By Hugh Martin
Hale, March 2012
Saddle tramps Cephas Dannehar and Slim Oskin drifted into the Vinegar Peak country of Arizona Territory, helped an old colleague out of trouble, were taken for hired gunmen and bucked the interest of the Black Eagle copper mine and scheming Nate Sturgis, the self-styled Boss of Vinegar Peak.
In a lead-peppered struggle between their horse ranching friends and Sturgis’s toughs, known as the Peace Commission, bullets were soon flying and fires of destruction were lit. All part of the growing pains of a raw western territory, moulding its post-Civil War destiny.
Dannehar and Oskin were no angels but, throwing their guns in on the side of right, they faced a war which could see Vinegar Peak become respectable or its violent citizenry, prodded by grasping ambitions, might make it an outlaw town ruled by thuggery and the lawless gun.
This is Hugh Martin’s fourth Black Horse Western and the first I’ve read. I found the book to be extremely readable and filled with gunplay. Right from the start when Dannehar and Oskin save their friend, which leads to them being mistakenly taken for hired guns, the action never lets up, from a violent raid on a ranch to a gripping battle in a canyon, and then to the final exciting showdown in a confined space.
Hugh Martin’s landscapes are visually described and his characters are as equally well drawn. Dialogue crackles and you can almost smell the smoke of the gunfights. The story is superbly paced and builds well to that final showdown.

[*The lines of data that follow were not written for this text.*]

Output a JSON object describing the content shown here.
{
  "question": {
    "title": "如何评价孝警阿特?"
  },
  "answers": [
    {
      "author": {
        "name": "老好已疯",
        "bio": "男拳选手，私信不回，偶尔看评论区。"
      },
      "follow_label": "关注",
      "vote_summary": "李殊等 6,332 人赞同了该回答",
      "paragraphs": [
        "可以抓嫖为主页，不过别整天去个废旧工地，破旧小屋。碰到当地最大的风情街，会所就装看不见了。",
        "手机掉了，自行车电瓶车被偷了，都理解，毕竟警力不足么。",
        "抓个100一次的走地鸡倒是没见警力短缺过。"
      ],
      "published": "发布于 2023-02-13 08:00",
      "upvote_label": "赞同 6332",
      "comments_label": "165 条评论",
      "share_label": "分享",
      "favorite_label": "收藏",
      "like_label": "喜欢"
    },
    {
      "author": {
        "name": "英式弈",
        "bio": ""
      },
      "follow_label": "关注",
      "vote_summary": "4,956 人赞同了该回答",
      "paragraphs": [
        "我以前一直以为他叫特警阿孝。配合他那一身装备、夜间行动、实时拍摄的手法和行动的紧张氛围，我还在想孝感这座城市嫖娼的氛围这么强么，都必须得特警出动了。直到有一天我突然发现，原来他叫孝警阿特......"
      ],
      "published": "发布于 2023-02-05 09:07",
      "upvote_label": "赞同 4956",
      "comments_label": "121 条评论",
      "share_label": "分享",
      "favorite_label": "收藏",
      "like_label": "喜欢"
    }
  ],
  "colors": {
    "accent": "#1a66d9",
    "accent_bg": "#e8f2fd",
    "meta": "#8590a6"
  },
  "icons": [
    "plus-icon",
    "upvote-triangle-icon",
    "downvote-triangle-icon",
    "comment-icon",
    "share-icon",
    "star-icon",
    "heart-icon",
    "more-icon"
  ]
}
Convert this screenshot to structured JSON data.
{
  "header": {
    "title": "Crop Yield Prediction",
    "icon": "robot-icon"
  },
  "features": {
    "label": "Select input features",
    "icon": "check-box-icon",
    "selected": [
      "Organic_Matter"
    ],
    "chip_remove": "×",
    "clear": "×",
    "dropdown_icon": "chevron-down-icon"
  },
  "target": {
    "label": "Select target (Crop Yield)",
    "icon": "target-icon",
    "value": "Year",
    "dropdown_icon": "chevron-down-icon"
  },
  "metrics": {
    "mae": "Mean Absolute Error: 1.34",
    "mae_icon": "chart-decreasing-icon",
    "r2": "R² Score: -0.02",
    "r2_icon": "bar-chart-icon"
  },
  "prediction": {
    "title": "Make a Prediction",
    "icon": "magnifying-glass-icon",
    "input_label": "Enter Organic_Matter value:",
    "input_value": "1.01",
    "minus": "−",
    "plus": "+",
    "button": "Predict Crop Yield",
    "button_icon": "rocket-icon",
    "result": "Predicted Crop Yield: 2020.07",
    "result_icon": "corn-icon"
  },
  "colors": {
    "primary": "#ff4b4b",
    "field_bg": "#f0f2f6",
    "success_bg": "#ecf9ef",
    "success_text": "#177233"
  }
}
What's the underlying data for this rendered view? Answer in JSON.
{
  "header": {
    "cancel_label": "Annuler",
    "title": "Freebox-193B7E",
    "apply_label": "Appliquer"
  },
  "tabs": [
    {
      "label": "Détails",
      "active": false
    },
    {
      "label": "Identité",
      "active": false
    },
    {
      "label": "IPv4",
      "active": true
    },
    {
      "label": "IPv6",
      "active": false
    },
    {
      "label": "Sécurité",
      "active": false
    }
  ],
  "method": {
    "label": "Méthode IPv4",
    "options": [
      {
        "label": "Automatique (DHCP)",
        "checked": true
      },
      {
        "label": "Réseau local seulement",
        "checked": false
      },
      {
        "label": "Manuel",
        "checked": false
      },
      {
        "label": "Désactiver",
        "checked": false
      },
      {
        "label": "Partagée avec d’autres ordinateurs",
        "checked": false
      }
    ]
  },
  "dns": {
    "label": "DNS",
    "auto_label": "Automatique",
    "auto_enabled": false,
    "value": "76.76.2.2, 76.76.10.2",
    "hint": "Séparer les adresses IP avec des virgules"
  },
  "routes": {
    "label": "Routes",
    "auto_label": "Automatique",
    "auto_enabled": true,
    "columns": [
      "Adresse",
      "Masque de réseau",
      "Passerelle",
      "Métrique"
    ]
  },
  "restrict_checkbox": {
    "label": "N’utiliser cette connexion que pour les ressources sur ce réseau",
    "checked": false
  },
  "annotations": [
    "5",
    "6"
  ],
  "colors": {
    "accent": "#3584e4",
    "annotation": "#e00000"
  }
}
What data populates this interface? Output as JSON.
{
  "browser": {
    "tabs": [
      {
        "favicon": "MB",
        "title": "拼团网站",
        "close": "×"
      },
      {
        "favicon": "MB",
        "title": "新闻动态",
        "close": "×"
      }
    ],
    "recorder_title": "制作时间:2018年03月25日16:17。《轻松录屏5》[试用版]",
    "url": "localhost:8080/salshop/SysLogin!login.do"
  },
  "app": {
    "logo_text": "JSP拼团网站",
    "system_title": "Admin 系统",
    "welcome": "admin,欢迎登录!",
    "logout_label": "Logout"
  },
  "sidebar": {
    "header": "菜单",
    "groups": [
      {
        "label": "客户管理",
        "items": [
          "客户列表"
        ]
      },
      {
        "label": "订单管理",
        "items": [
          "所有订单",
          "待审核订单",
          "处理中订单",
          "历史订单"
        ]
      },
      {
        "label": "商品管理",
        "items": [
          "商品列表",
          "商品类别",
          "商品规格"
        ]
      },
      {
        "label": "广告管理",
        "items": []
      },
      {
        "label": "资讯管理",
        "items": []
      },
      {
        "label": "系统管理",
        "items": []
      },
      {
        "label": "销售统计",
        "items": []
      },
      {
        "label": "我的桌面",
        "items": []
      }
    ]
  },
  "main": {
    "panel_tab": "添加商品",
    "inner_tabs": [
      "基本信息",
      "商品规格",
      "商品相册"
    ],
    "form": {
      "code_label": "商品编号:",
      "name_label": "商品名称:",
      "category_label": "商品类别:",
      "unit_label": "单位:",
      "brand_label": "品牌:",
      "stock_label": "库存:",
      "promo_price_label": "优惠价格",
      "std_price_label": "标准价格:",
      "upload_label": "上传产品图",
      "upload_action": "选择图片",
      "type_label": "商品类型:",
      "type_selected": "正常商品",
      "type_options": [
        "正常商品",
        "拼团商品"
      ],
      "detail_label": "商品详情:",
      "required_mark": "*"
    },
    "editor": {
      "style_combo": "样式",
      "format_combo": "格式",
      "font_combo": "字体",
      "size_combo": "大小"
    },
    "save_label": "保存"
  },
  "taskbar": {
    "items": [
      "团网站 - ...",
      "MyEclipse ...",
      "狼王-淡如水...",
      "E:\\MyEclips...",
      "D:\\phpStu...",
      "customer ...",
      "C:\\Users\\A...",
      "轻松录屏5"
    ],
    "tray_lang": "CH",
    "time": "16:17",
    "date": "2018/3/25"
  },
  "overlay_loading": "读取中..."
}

The end leaves a couple of characters with an unwanted hero status, men who will become known for something they did, which could lead them into more danger. Hopefully Hugh Martin with write a follow-up book as I for one would like to know what happens to them further down the trail. In the meantime I’ll be checking out Hugh Martin’s previous books whilst eagerly awaiting his next.